Current regulations mean that genetically engineered food and feed is clearly labelled, and GM ingredients have to be traced throughout the whole value chain. If the European Commission’s proposed legislation passes into law, then it will only be required that GM seeds are labelled and transparency will only apply to breeders and farmers (meaning no labelling and traceability for food producers, retailers, or consumers). ENGA (the European Non-GMO Association) calls on the European Parliament and Member States to stand up for their citizens and completely reject this proposal, which denies them the right to know what is in their food.
The European Commission’s plans for a deregulation of New GMOs go against what EU citizens want (in an EU-wide 2021 poll, it was found that 68% of respondents who have heard about new GM techniques, like CRISPR/Cas, want GMO food produced with those techniques to be labelled as GMOs.) And it also completely goes against the wishes of the food (including conventional Non-GMO and organic) and retail sectors: the majority of these sectors is in favour of maintaining the current food safety and transparency standards for New GMOs – this was a finding of the European Commission’s own consultation as part of its Impact Assessment prior to launching its legislative proposal.
The Commission’s proposal also neglects to deal seriously with the issue of coexistence: under this legislation there would be no functioning mechanism to protect food business operators, that want to remain GMO-free, against GMO contamination.
This deregulation proposal is a huge threat for the whole GMO-free agriculture and food production in the EU, and especially to two vital segments of the EU food market: conventional and organic Non-GMO production. The organic sector is one which the Commission purportedly backs, given its Green Deal aim to have 25% of the EU’s farmland under organic production by 2030.
Despite this, the Commission’s proposal risks contaminating conventional and organic fields with GMOs. For the organic and conventional Non-GMO food sector (both billion-euro markets), without legally-binding GMO traceability and labelling and EU-wide coexistence rules throughout the whole value chain – from seeds to final products – the sectors’ freedom to conduct GMO-free business is undermined.
ENGA calls for:
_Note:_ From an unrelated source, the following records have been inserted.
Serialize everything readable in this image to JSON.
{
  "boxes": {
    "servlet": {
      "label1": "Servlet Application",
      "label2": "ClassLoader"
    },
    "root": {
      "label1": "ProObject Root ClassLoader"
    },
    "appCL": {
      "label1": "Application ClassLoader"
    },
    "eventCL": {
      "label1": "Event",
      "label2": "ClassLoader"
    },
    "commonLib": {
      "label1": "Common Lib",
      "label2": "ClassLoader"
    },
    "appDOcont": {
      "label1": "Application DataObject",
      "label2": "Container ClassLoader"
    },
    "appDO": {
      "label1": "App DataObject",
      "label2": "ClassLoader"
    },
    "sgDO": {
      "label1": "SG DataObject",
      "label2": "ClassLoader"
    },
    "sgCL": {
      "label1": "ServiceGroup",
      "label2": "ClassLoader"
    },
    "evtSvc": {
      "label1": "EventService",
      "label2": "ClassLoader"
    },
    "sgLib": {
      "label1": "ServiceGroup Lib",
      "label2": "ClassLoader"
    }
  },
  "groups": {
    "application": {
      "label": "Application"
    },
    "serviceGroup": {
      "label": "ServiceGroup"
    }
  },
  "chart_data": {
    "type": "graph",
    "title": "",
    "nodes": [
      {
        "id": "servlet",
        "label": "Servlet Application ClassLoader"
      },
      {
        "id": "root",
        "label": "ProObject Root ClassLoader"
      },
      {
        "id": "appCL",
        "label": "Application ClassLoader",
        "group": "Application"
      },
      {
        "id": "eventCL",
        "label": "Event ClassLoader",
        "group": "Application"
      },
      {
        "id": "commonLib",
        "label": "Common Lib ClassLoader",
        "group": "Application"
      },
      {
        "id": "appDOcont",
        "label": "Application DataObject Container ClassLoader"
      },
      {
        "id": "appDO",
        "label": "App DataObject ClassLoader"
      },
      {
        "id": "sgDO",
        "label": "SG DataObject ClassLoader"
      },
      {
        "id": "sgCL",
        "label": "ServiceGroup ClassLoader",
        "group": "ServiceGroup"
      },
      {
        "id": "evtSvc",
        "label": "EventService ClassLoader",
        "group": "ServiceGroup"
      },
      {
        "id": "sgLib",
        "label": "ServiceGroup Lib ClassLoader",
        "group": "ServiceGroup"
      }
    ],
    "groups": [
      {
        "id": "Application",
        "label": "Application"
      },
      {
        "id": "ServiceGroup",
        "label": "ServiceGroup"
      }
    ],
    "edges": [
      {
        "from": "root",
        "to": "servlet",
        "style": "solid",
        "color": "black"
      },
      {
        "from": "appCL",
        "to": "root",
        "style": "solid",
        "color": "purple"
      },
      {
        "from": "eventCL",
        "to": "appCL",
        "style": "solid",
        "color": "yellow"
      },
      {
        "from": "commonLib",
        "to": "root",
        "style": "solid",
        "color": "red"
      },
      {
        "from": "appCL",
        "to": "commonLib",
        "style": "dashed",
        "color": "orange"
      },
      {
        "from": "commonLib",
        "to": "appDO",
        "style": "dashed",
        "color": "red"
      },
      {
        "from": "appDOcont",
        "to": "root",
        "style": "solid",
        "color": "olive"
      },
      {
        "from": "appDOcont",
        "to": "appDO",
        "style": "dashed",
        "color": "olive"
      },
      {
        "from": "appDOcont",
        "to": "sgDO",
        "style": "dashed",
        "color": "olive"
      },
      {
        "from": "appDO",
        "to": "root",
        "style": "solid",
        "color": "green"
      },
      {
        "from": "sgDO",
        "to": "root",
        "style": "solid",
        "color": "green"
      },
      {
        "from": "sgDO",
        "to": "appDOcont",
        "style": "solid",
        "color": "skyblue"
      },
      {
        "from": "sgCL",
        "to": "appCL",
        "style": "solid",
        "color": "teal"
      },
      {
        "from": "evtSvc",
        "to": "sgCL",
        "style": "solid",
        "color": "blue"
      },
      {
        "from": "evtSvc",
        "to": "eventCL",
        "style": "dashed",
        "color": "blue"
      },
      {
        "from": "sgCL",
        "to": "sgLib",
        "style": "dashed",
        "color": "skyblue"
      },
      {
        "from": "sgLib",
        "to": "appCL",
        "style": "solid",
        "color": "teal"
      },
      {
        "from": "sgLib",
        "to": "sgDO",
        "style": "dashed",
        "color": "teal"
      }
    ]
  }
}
• Labelling and transparency to apply to all products derived from NGTs and to be made available to all parts of the food value chain and consumers;
• EU-wide legally binding coexistence rules, liability in case of GMO contamination, application of the polluter pays principle – those who use New GMOs have to keep their GMOs out of other operators' supply chains, and
• Risk assessment and safety testing for all NGTs
Heike Moldenhauer, Secretary General of ENGA, comments:
“The European Commission’s proposed legislation illustrates its complete disregard for the right of consumers to know what is in their food, as well as for farmers and all those in the food value chain to have transparency over GMOs from seed to final product. This is a potentially disastrous deregulation proposal, which would massively affect the conventional and organic Non-GMO food sectors, who will ultimately pay the price.
“It’s clear that the Commission has bought the propaganda of big agribusiness that New GMOs can provide some kind of panacea to the problems that society faces. We are yet to see any evidence to back up either the sustainability claims of New GMOs, nor do we even know how safe they are given that their unintended effects haven’t been assessed and that there are hardly any available on the market. We call on the European Parliament and Ministers from Member States to wholeheartedly reject this proposal.”